- PRACTICE NOTE: In all cases, focus on the jurisdiction, since it could be a Maryland, Virginia or D.C. if you operate in any of those jurisdictions. Although Maryland may be more limiting for the injured Employee because the other two jurisdictions do not have the accidental injury requirement, some attorneys will try to file the claim in Maryland because it has potentially greater permanency benefits than Virginia or D.C. If the Employee works in Virginia or D.C., and the accident occurred there, or if the employee was injured in Maryland, but was in Maryland for limited purpose, and files a Maryland claim, jurisdiction must be raised as an issue prior to the consideration date, or it is waived.
A principal contractor is liable to pay benefits to a covered Employee where the Employee is the Employee of a subcontractor hired by the principal contractor and is injured in the performance of work for which the subcontractor was hired.
Issues on medical expenses should be raised where it is determined that the medical treatment received is not causally related to the injury claimed. Unless it is obvious from the records that the medical treatment is unrelated (e.g. Claim is for hand injury and treatment is to the foot), it is advisable to schedule an IME as soon as possible. **Insurers are required to provide written notice of the date the payment of medical benefits is to be terminated to the Claimant/Claimant’s attorney and all medical care providers. A form called a “C10” must be filed and may be electronically filed with the Commission. In addition, a copy of the C10 must be sent to Claimant/Claimant’s Counsel and the medical provider whose treatment is being terminated. Such notice to the health care provider is not required if the treatment was not authorized by the Employer/Insurer, or if any of the Employee’s health care providers have already determined that the Employee has reached MMI.
- PRACTICE NOTE: The Five Year Rule does not apply to medical expenses and treatment; there is no statute of limitations on the Employee’s application for medical expenses once the compensability of the claim has been established. The Employer/Insurer may send the Employee for an IME before deciding whether or not the medical treatment will be authorized.
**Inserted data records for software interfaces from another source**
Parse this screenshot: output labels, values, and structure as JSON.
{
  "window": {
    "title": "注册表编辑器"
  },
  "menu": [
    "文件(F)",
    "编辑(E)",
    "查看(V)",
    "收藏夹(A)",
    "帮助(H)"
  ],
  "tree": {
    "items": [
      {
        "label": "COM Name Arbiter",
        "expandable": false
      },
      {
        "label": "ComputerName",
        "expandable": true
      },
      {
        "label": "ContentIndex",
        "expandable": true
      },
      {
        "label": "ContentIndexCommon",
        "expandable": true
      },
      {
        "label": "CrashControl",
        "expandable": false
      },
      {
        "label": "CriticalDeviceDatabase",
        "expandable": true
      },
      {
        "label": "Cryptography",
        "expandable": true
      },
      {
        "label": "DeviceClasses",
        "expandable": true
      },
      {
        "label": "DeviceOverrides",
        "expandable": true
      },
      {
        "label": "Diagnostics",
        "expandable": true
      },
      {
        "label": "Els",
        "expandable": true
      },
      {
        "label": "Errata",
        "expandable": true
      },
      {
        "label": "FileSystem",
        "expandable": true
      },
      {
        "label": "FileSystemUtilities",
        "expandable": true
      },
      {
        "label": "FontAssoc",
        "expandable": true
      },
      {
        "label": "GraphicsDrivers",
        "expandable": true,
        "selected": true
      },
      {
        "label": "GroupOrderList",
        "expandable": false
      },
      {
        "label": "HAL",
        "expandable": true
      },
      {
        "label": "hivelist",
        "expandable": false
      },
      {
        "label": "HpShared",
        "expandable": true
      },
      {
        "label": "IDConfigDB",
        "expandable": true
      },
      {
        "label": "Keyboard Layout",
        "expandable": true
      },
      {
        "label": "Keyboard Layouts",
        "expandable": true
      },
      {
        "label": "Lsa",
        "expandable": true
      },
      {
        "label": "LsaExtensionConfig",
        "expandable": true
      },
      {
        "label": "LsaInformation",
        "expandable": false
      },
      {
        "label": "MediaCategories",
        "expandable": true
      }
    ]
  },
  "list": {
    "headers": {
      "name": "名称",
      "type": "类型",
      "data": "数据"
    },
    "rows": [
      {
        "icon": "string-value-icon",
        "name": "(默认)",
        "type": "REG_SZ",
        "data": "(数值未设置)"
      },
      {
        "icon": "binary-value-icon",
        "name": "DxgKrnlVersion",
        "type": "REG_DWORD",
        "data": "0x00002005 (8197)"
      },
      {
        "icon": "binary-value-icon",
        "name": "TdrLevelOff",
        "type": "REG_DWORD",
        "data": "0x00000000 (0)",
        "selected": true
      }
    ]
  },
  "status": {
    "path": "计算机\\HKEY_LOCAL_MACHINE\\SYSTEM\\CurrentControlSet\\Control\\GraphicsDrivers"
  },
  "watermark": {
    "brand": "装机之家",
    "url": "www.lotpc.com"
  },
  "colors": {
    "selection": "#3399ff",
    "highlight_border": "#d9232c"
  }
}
Temporary Total Disability (TTD)
A Claimant becomes entitled to temporary total disability benefits in the amount of 2/3 of the average weekly wage if he is totally disabled due to an accidental injury or occupational disease. Temporary total may be terminated by the Employer/Insurer for good cause, including but not limited to: notice by treating physician that the Claimant is capable of returning to duty, failure by the Claimant to produce medical documentation authorizing continued time off from work, report from an independent medical examiner that the Claimant is cable of returning to duty. The Employer/Insurer must provide notice that temporary total benefits are being terminated by filing form C6, and must send notice to the Claimant or if represented to counsel.
- PRACTICE NOTE: If the Claimant is released to light duty, and light duty is available, it may be helpful to send the light duty offer to Claimant/Claimant’s counsel in writing detailing the job to be performed.
Investigation and documents Important for Defense of Claim
- Personnel File
- 14-Week Wage Statement is required for every hearing to establish average weekly wage;
- First Report of Injury is important especially in AI cases;
- Transcript and tape of recorded statements or copy of written statements;
- Claim Form, especially for AI cases.
*Prepared by Michael L. Dailey, Esq., Schmidt, Dailey & O’Neill, 1/6/2019, revised 7/31/20. This is intended to provide general guidance and does not constitute legal advice intended for a particular claim.